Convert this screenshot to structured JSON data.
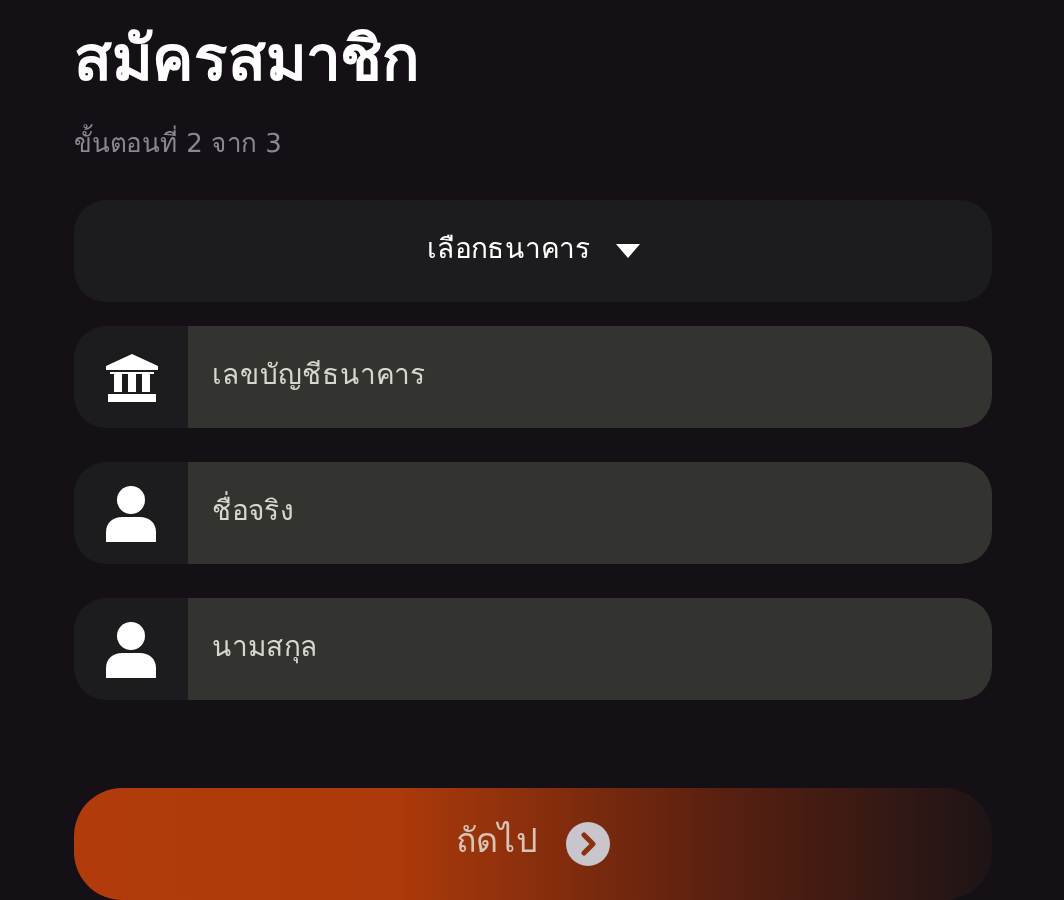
{
  "title": "สมัครสมาชิก",
  "step": "ขั้นตอนที่ 2 จาก 3",
  "bank_select": {
    "label": "เลือกธนาคาร"
  },
  "fields": [
    {
      "kind": "account",
      "placeholder": "เลขบัญชีธนาคาร"
    },
    {
      "kind": "name",
      "placeholder": "ชื่อจริง"
    },
    {
      "kind": "name",
      "placeholder": "นามสกุล"
    }
  ],
  "next_button": {
    "label": "ถัดไป"
  }
}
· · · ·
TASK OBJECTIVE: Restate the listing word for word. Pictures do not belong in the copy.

SOLUTION TO THIS PROBLEM:
Convert this screenshot to structured JSON data.
{
  "title": "สมัครสมาชิก",
  "step": "ขั้นตอนที่ 2 จาก 3",
  "bank_select": {
    "label": "เลือกธนาคาร"
  },
  "fields": [
    {
      "kind": "account",
      "placeholder": "เลขบัญชีธนาคาร"
    },
    {
      "kind": "name",
      "placeholder": "ชื่อจริง"
    },
    {
      "kind": "name",
      "placeholder": "นามสกุล"
    }
  ],
  "next_button": {
    "label": "ถัดไป"
  }
}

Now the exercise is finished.